_Supplied data_

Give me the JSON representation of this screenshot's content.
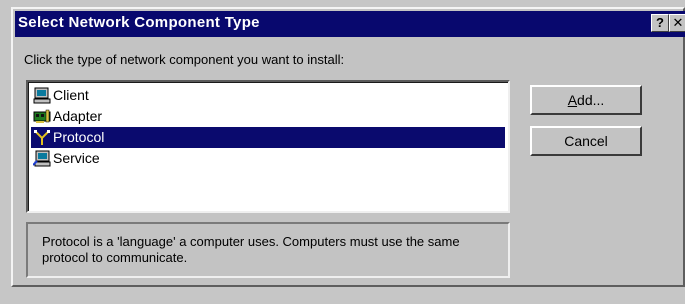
{
  "window": {
    "title": "Select Network Component Type",
    "help_label": "?",
    "close_label": "✕"
  },
  "prompt": "Click the type of network component you want to install:",
  "components": [
    {
      "label": "Client",
      "icon": "computer-icon",
      "selected": false
    },
    {
      "label": "Adapter",
      "icon": "network-card-icon",
      "selected": false
    },
    {
      "label": "Protocol",
      "icon": "protocol-icon",
      "selected": true
    },
    {
      "label": "Service",
      "icon": "service-icon",
      "selected": false
    }
  ],
  "buttons": {
    "add_accel": "A",
    "add_rest": "dd...",
    "cancel": "Cancel"
  },
  "description": "Protocol is a 'language' a computer uses. Computers must use the same protocol to communicate.",
  "colors": {
    "titlebar": "#08086e",
    "selection": "#0a0a6e",
    "face": "#c3c3c3"
  }
}
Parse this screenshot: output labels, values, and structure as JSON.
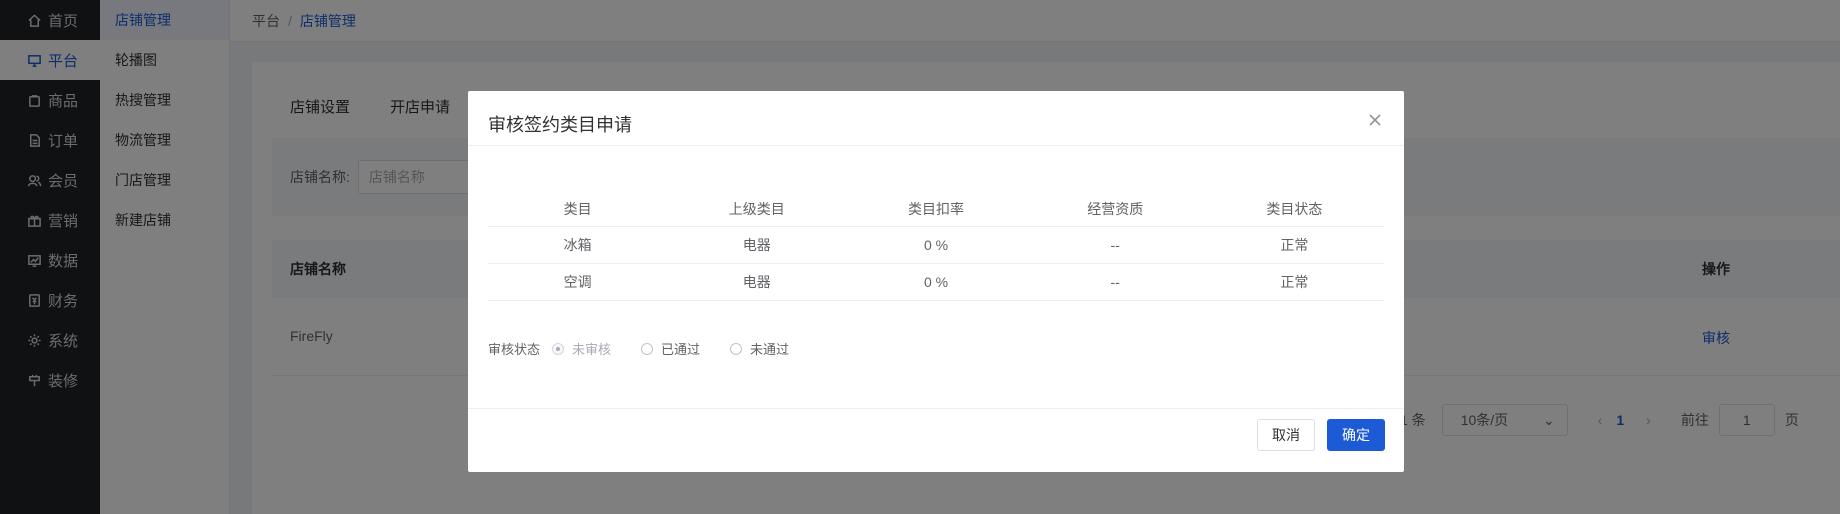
{
  "nav": [
    {
      "label": "首页",
      "icon": "home-icon"
    },
    {
      "label": "平台",
      "icon": "monitor-icon",
      "active": true
    },
    {
      "label": "商品",
      "icon": "bag-icon"
    },
    {
      "label": "订单",
      "icon": "document-icon"
    },
    {
      "label": "会员",
      "icon": "users-icon"
    },
    {
      "label": "营销",
      "icon": "gift-icon"
    },
    {
      "label": "数据",
      "icon": "chart-icon"
    },
    {
      "label": "财务",
      "icon": "finance-icon"
    },
    {
      "label": "系统",
      "icon": "gear-icon"
    },
    {
      "label": "装修",
      "icon": "brush-icon"
    }
  ],
  "subnav": [
    "店铺管理",
    "轮播图",
    "热搜管理",
    "物流管理",
    "门店管理",
    "新建店铺"
  ],
  "breadcrumb": {
    "root": "平台",
    "sep": "/",
    "current": "店铺管理"
  },
  "tabs": [
    "店铺设置",
    "开店申请"
  ],
  "search": {
    "label": "店铺名称:",
    "placeholder": "店铺名称"
  },
  "table": {
    "col_name": "店铺名称",
    "col_action": "操作",
    "rows": [
      {
        "name": "FireFly",
        "action": "审核"
      }
    ]
  },
  "pager": {
    "total_suffix": "1 条",
    "page_size": "10条/页",
    "prev": "‹",
    "page": "1",
    "next": "›",
    "goto": "前往",
    "goto_value": "1",
    "page_unit": "页"
  },
  "dialog": {
    "title": "审核签约类目申请",
    "columns": [
      "类目",
      "上级类目",
      "类目扣率",
      "经营资质",
      "类目状态"
    ],
    "rows": [
      [
        "冰箱",
        "电器",
        "0 %",
        "--",
        "正常"
      ],
      [
        "空调",
        "电器",
        "0 %",
        "--",
        "正常"
      ]
    ],
    "status_label": "审核状态",
    "status_options": [
      "未审核",
      "已通过",
      "未通过"
    ],
    "status_selected": "未审核",
    "cancel": "取消",
    "confirm": "确定"
  },
  "colors": {
    "primary": "#1c5ad6",
    "nav_bg": "#1f2227"
  }
}
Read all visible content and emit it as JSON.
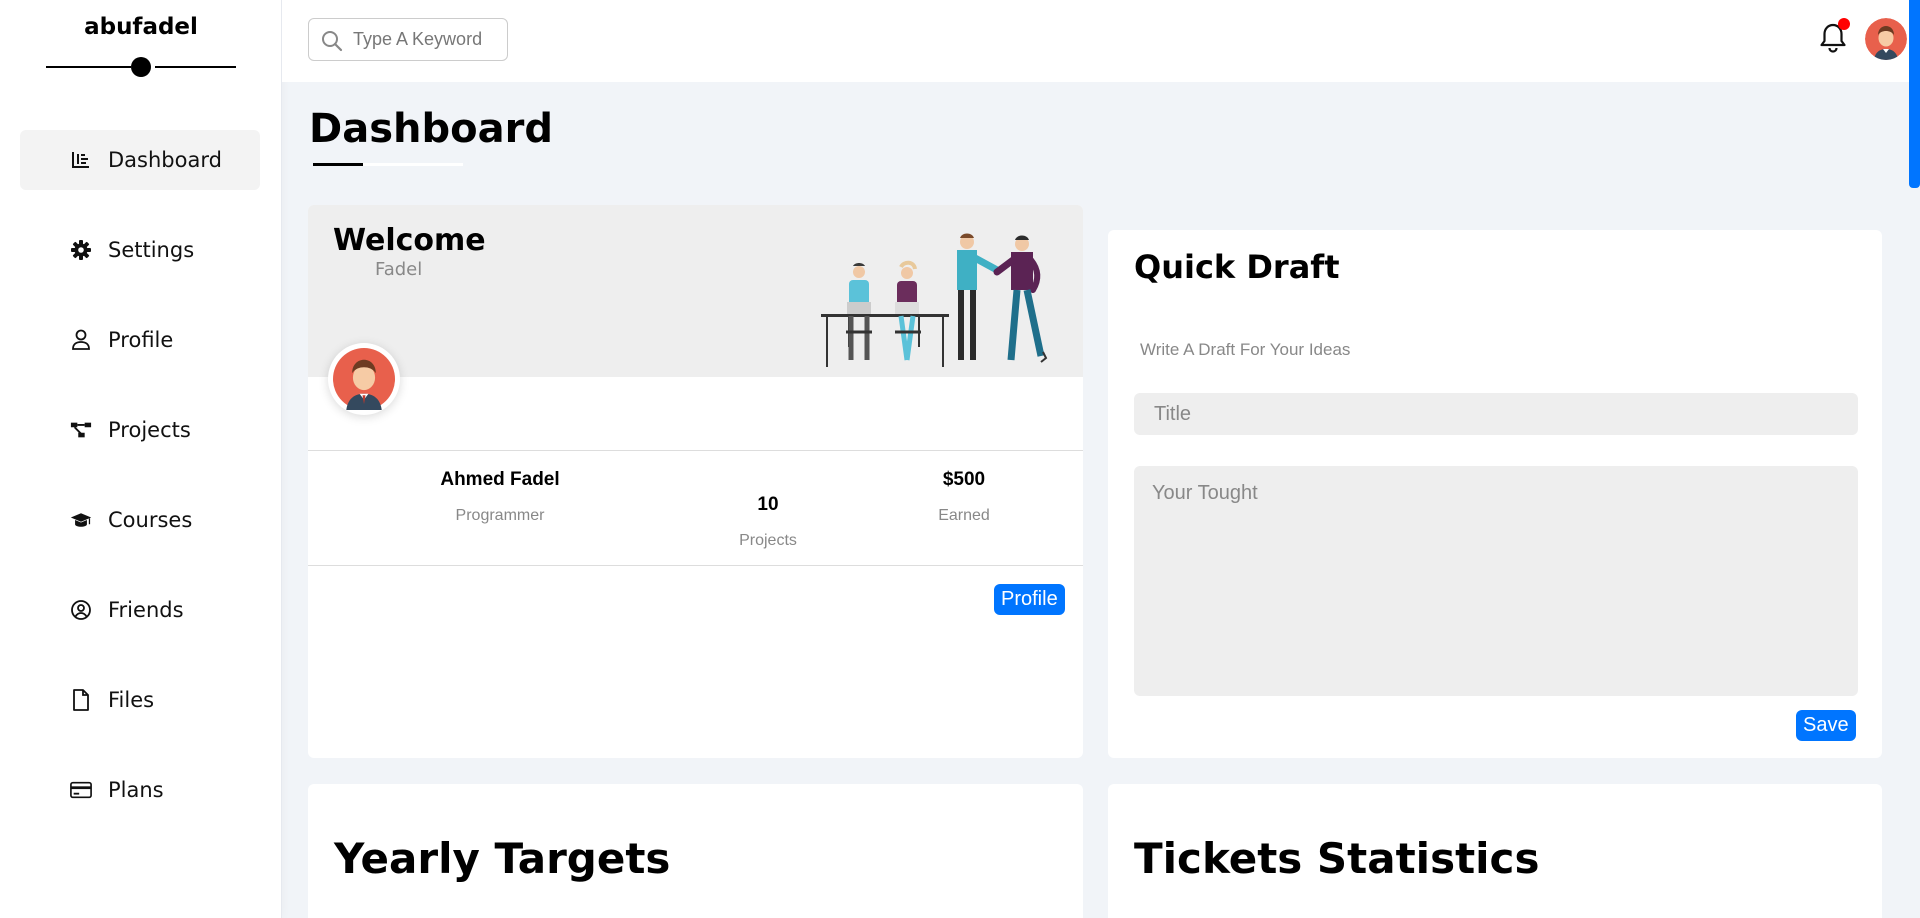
{
  "brand": {
    "name": "abufadel"
  },
  "sidebar": {
    "items": [
      {
        "label": "Dashboard",
        "icon": "chart-icon",
        "active": true
      },
      {
        "label": "Settings",
        "icon": "gear-icon"
      },
      {
        "label": "Profile",
        "icon": "user-icon"
      },
      {
        "label": "Projects",
        "icon": "diagram-icon"
      },
      {
        "label": "Courses",
        "icon": "graduation-cap-icon"
      },
      {
        "label": "Friends",
        "icon": "user-circle-icon"
      },
      {
        "label": "Files",
        "icon": "file-icon"
      },
      {
        "label": "Plans",
        "icon": "credit-card-icon"
      }
    ]
  },
  "header": {
    "search_placeholder": "Type A Keyword",
    "notification_icon": "bell-icon",
    "avatar_icon": "avatar-icon"
  },
  "page": {
    "title": "Dashboard"
  },
  "welcome": {
    "title": "Welcome",
    "name": "Fadel",
    "stats": [
      {
        "value": "Ahmed Fadel",
        "label": "Programmer"
      },
      {
        "value": "10",
        "label": "Projects"
      },
      {
        "value": "$500",
        "label": "Earned"
      }
    ],
    "profile_button": "Profile"
  },
  "draft": {
    "title": "Quick Draft",
    "subtitle": "Write A Draft For Your Ideas",
    "title_placeholder": "Title",
    "body_placeholder": "Your Tought",
    "save_button": "Save"
  },
  "sections": {
    "yearly_title": "Yearly Targets",
    "tickets_title": "Tickets Statistics"
  },
  "colors": {
    "accent": "#0075ff",
    "page_bg": "#f1f4f8",
    "notification_dot": "#ff0000"
  }
}
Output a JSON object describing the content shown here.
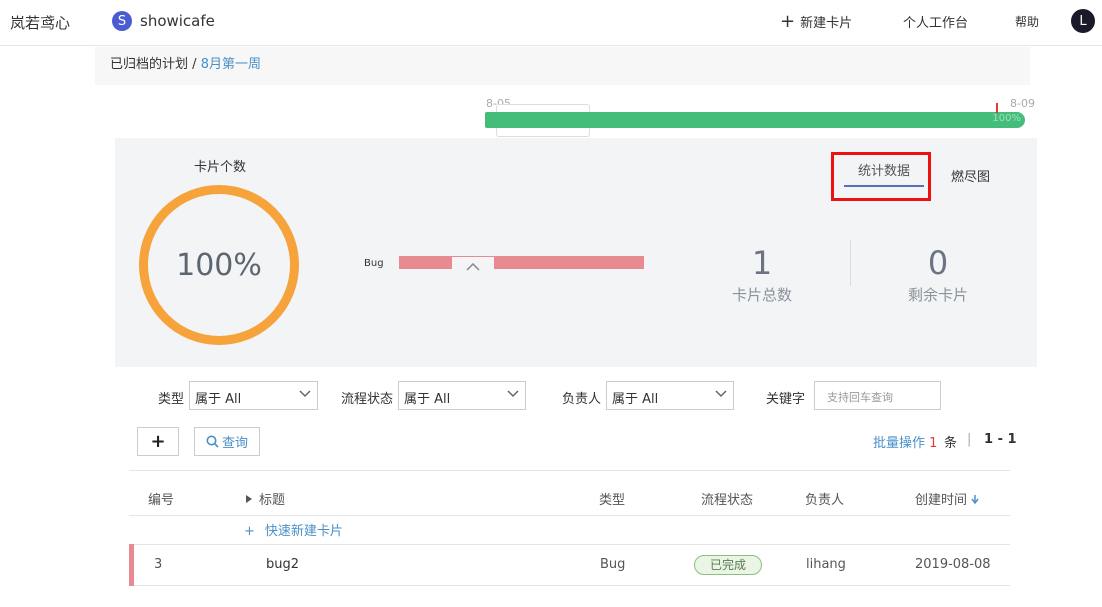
{
  "topbar": {
    "brand": "岚若鸢心",
    "project_initial": "S",
    "project_name": "showicafe",
    "new_card": "新建卡片",
    "workspace": "个人工作台",
    "help": "帮助",
    "avatar_initial": "L"
  },
  "breadcrumb": {
    "parent": "已归档的计划",
    "separator": "/",
    "current": "8月第一周"
  },
  "timeline": {
    "start": "8-05",
    "end": "8-09",
    "progress_label": "100%",
    "progress": 1.0,
    "bar_color": "#44bd7a"
  },
  "stats": {
    "circle_title": "卡片个数",
    "circle_value": "100%",
    "circle_fraction": 1.0,
    "circle_color": "#f5a33a",
    "bug_label": "Bug",
    "total_num": "1",
    "total_label": "卡片总数",
    "remaining_num": "0",
    "remaining_label": "剩余卡片",
    "tab_stats": "统计数据",
    "tab_burndown": "燃尽图"
  },
  "filters": {
    "type_label": "类型",
    "type_value": "属于 All",
    "status_label": "流程状态",
    "status_value": "属于 All",
    "owner_label": "负责人",
    "owner_value": "属于 All",
    "keyword_label": "关键字",
    "keyword_placeholder": "支持回车查询"
  },
  "actions": {
    "add": "+",
    "query": "查询",
    "batch": "批量操作",
    "batch_count": "1",
    "batch_unit": "条",
    "separator": "|",
    "range": "1 - 1"
  },
  "table": {
    "headers": {
      "id": "编号",
      "title": "标题",
      "type": "类型",
      "status": "流程状态",
      "owner": "负责人",
      "created": "创建时间"
    },
    "quick_add": "快速新建卡片",
    "rows": [
      {
        "id": "3",
        "title": "bug2",
        "type": "Bug",
        "status": "已完成",
        "owner": "lihang",
        "created": "2019-08-08"
      }
    ]
  }
}
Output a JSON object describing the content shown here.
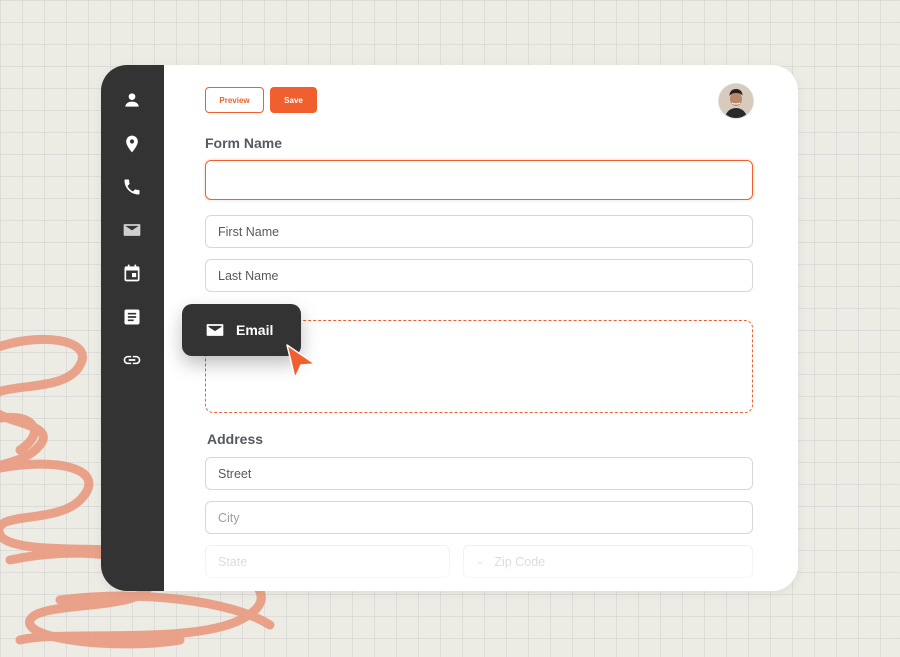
{
  "toolbar": {
    "preview_label": "Preview",
    "save_label": "Save"
  },
  "form": {
    "form_name_label": "Form Name",
    "form_name_value": "",
    "first_name_placeholder": "First Name",
    "last_name_placeholder": "Last Name"
  },
  "drag_item": {
    "label": "Email",
    "icon": "mail-icon"
  },
  "address": {
    "label": "Address",
    "street_placeholder": "Street",
    "city_placeholder": "City",
    "state_placeholder": "State",
    "zip_placeholder": "Zip Code"
  },
  "sidebar": {
    "items": [
      {
        "icon": "person-icon"
      },
      {
        "icon": "location-pin-icon"
      },
      {
        "icon": "phone-icon"
      },
      {
        "icon": "mail-icon"
      },
      {
        "icon": "calendar-icon"
      },
      {
        "icon": "document-icon"
      },
      {
        "icon": "link-icon"
      }
    ]
  },
  "colors": {
    "accent": "#f15f2e",
    "sidebar": "#333333",
    "background": "#ecebe4",
    "scribble": "#e9967a"
  }
}
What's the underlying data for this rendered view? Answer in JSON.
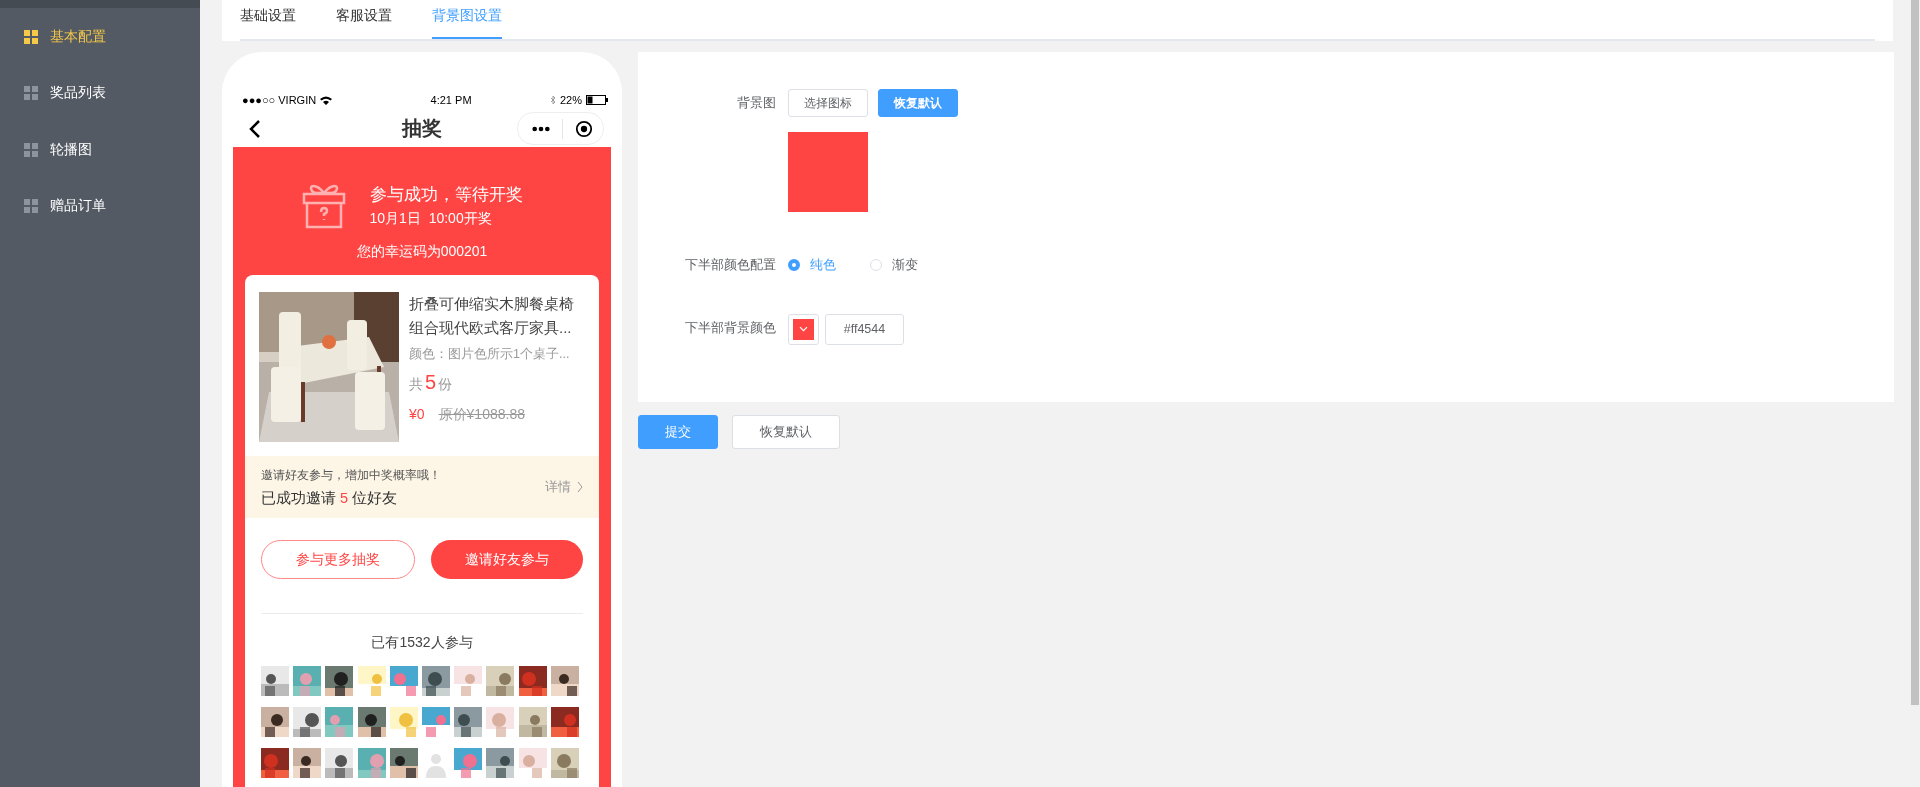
{
  "sidebar": {
    "items": [
      {
        "label": "基本配置",
        "selected": true
      },
      {
        "label": "奖品列表",
        "selected": false
      },
      {
        "label": "轮播图",
        "selected": false
      },
      {
        "label": "赠品订单",
        "selected": false
      }
    ]
  },
  "tabs": [
    {
      "label": "基础设置",
      "selected": false
    },
    {
      "label": "客服设置",
      "selected": false
    },
    {
      "label": "背景图设置",
      "selected": true
    }
  ],
  "phone": {
    "status_bar": {
      "carrier": "●●●○○ VIRGIN",
      "time": "4:21 PM",
      "battery": "22%"
    },
    "nav_title": "抽奖",
    "header": {
      "title": "参与成功，等待开奖",
      "subtitle": "10月1日  10:00开奖",
      "lucky_code": "您的幸运码为000201"
    },
    "product": {
      "title": "折叠可伸缩实木脚餐桌椅组合现代欧式客厅家具...",
      "spec": "颜色：图片色所示1个桌子...",
      "count_prefix": "共",
      "count": "5",
      "count_suffix": "份",
      "price": "¥0",
      "original_price": "原价¥1088.88"
    },
    "invite": {
      "hint": "邀请好友参与，增加中奖概率哦！",
      "invited_prefix": "已成功邀请",
      "invited_count": "5",
      "invited_suffix": "位好友",
      "detail": "详情"
    },
    "buttons": [
      {
        "label": "参与更多抽奖",
        "kind": "outline"
      },
      {
        "label": "邀请好友参与",
        "kind": "filled"
      }
    ],
    "participants": "已有1532人参与",
    "avatars": [
      {
        "kind": "picture"
      },
      {
        "kind": "picture"
      },
      {
        "kind": "picture"
      },
      {
        "kind": "picture"
      },
      {
        "kind": "picture"
      },
      {
        "kind": "picture"
      },
      {
        "kind": "picture"
      },
      {
        "kind": "picture"
      },
      {
        "kind": "picture"
      },
      {
        "kind": "picture"
      },
      {
        "kind": "picture"
      },
      {
        "kind": "picture"
      },
      {
        "kind": "picture"
      },
      {
        "kind": "picture"
      },
      {
        "kind": "picture"
      },
      {
        "kind": "picture"
      },
      {
        "kind": "picture"
      },
      {
        "kind": "picture"
      },
      {
        "kind": "picture"
      },
      {
        "kind": "picture"
      },
      {
        "kind": "picture"
      },
      {
        "kind": "picture"
      },
      {
        "kind": "picture"
      },
      {
        "kind": "picture"
      },
      {
        "kind": "picture"
      },
      {
        "kind": "placeholder"
      },
      {
        "kind": "picture"
      },
      {
        "kind": "picture"
      },
      {
        "kind": "picture"
      },
      {
        "kind": "picture"
      }
    ]
  },
  "form": {
    "background_label": "背景图",
    "choose_button": "选择图标",
    "reset_button": "恢复默认",
    "color_mode_label": "下半部颜色配置",
    "color_modes": [
      {
        "label": "纯色",
        "selected": true
      },
      {
        "label": "渐变",
        "selected": false
      }
    ],
    "bottom_color_label": "下半部背景颜色",
    "bottom_color_value": "#ff4544"
  },
  "actions": [
    {
      "label": "提交",
      "kind": "primary"
    },
    {
      "label": "恢复默认",
      "kind": "default"
    }
  ]
}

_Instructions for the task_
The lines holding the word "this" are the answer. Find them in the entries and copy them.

_Written answer_
Give me the JSON representation of this screenshot's content.
Parse this screenshot: output labels, values, and structure as JSON.
What's the underlying data for this rendered view? Answer in JSON.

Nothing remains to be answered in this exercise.